Life insurance: ILIT-owned or personally-owned?
When including life insurance for an estate plan, the client should consider whether the policy should be owned personally or owned by an ILIT. This decision is made by balancing the importance of the client maintaining control over and access to the policy’s cash value and keeping the death benefit out of the client’s estate.
With a higher federal estate tax exemption, many clients are likely not to face estate tax at death. For these clients, they can own their estate planning life insurance personally, allowing them complete access to the policy cash, without the trade off of a higher estate tax bill. Keep in mind that clients with assets below the exemption amount still might have reasons to use ILITs. Estate tax laws could change, assets might appreciate and be subject to estate tax in the future, or using a trust might meet other non-tax objectives.
For clients with larger estates, who aren’t relying on policy cash value for their own needs, an ILIT remains an alternative that allows the life insurance death benefit to escape estate tax. Where the insurance is owned by an ILIT, the trust should be drafted with as much flexibility as possible, allowing the trustee to use the cash value for the benefit of the trust beneficiaries during the insured’s lifetime, thereby giving the trustee and the beneficiaries options to address future changes and opportunities.
What hasn’t changed: estate planning conversations are as important as ever
Despite the passage of ATRA, advisors should still be meeting with clients to review their estate plans and reminding them that estate taxes are only one element of their estate planning. Ultimately, it’s about the 4 Rs: getting the right assets to the right beneficiaries at the right time and in the right way. If financial professionals overlook the opportunity to proactively address estate planning, it can mean missing important opportunities to help clients, and the generations that follow them, meet their long term financial security goals.
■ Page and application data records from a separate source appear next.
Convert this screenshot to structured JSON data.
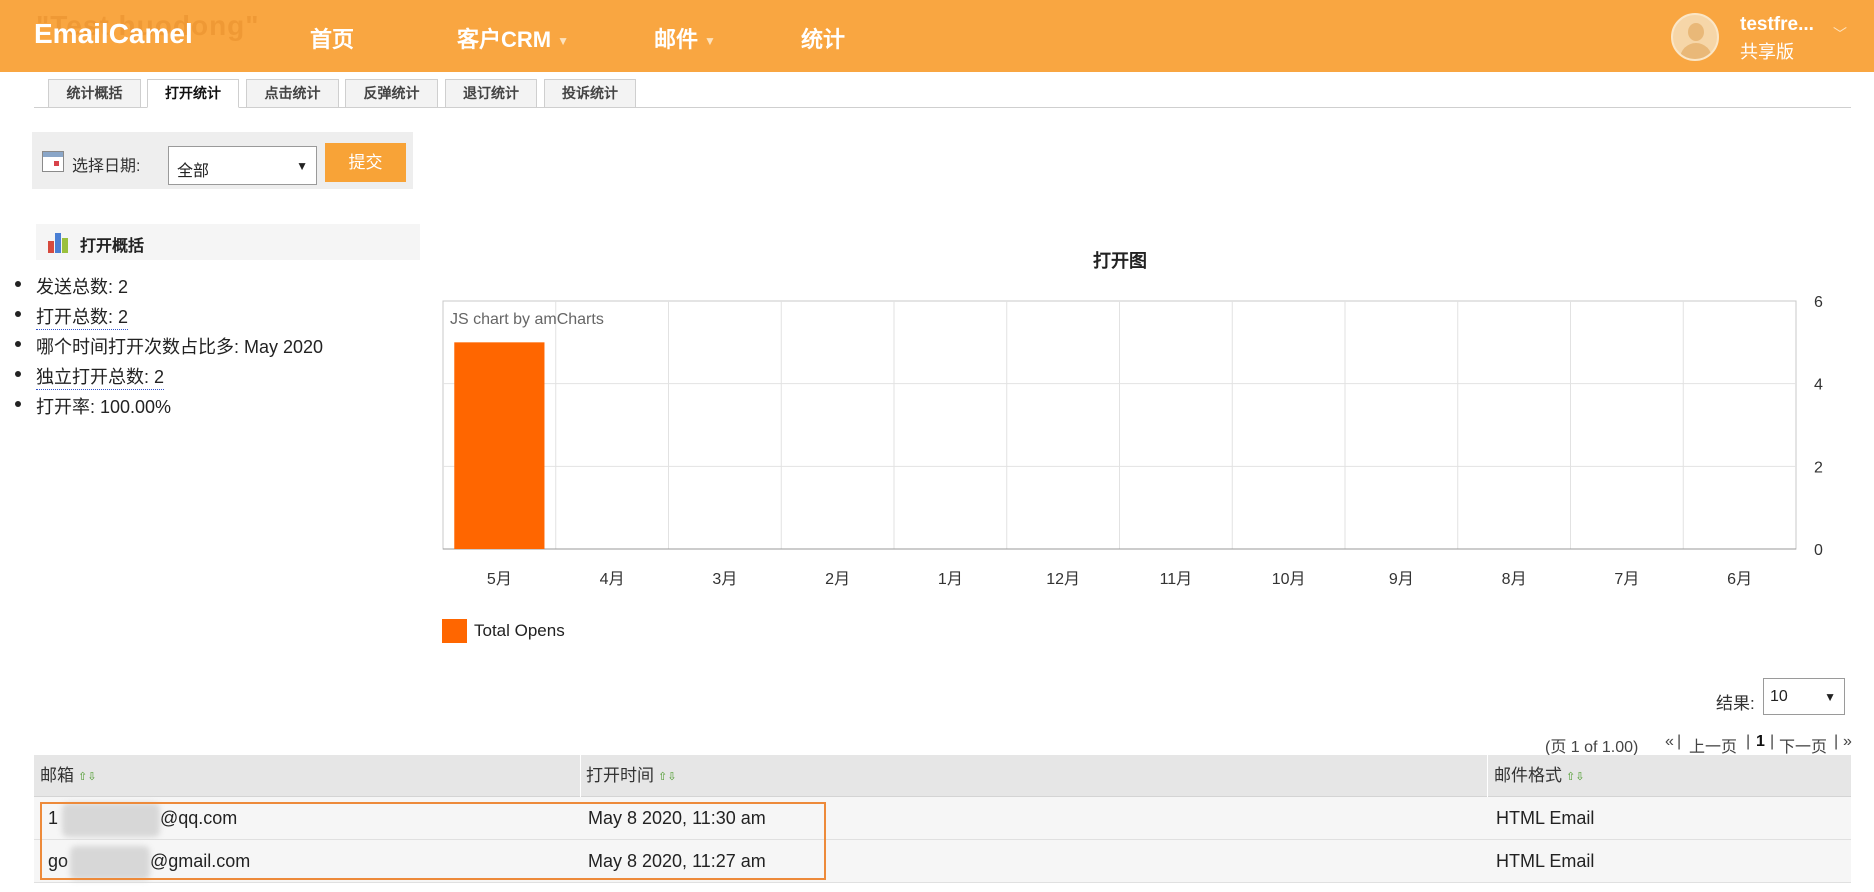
{
  "header": {
    "ghost_title": "\"Test huodong\"",
    "logo": "EmailCamel",
    "nav": [
      {
        "label": "首页",
        "has_dropdown": false
      },
      {
        "label": "客户CRM",
        "has_dropdown": true
      },
      {
        "label": "邮件",
        "has_dropdown": true
      },
      {
        "label": "统计",
        "has_dropdown": false
      }
    ],
    "user": {
      "name": "testfre...",
      "plan": "共享版"
    }
  },
  "tabs": [
    "统计概括",
    "打开统计",
    "点击统计",
    "反弹统计",
    "退订统计",
    "投诉统计"
  ],
  "active_tab": "打开统计",
  "date_filter": {
    "label": "选择日期:",
    "selected": "全部",
    "submit_label": "提交"
  },
  "summary": {
    "title": "打开概括",
    "items": [
      "发送总数: 2",
      "打开总数: 2",
      "哪个时间打开次数占比多: May 2020",
      "独立打开总数: 2",
      "打开率: 100.00%"
    ]
  },
  "chart_data": {
    "type": "bar",
    "title": "打开图",
    "credit": "JS chart by amCharts",
    "categories": [
      "5月",
      "4月",
      "3月",
      "2月",
      "1月",
      "12月",
      "11月",
      "10月",
      "9月",
      "8月",
      "7月",
      "6月"
    ],
    "series": [
      {
        "name": "Total Opens",
        "color": "#ff6600",
        "values": [
          5,
          0,
          0,
          0,
          0,
          0,
          0,
          0,
          0,
          0,
          0,
          0
        ]
      }
    ],
    "y_ticks": [
      "6",
      "4",
      "2",
      "0"
    ],
    "ylim": [
      0,
      6
    ],
    "y_axis_position": "right",
    "grid": true,
    "legend_position": "bottom-left"
  },
  "results": {
    "label": "结果:",
    "per_page": "10"
  },
  "pagination": {
    "info": "(页 1 of 1.00)",
    "first": "«",
    "prev": "上一页",
    "current": "1",
    "next": "下一页",
    "last": "»",
    "sep": "|"
  },
  "table": {
    "columns": [
      "邮箱",
      "打开时间",
      "邮件格式"
    ],
    "rows": [
      {
        "email_prefix": "1",
        "email_suffix": "@qq.com",
        "time": "May 8 2020, 11:30 am",
        "format": "HTML Email"
      },
      {
        "email_prefix": "go",
        "email_suffix": "@gmail.com",
        "time": "May 8 2020, 11:27 am",
        "format": "HTML Email"
      }
    ]
  },
  "colors": {
    "brand": "#f9a641",
    "accent_button": "#f8a337",
    "bar": "#ff6600",
    "highlight_border": "#ed8a3a"
  }
}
Jason Handal is Vice President – Advanced Markets at Northwestern Mutual. His responsibilities include life insurance sales and product development support in the estate/high net worth, corporate, and bank markets; corporate market alliance management; and multi-life case service. Prior to joining Northwestern Mutual, he practiced law, focusing on estate planning, probate and trust administration, marital property, tax planning and corporate law.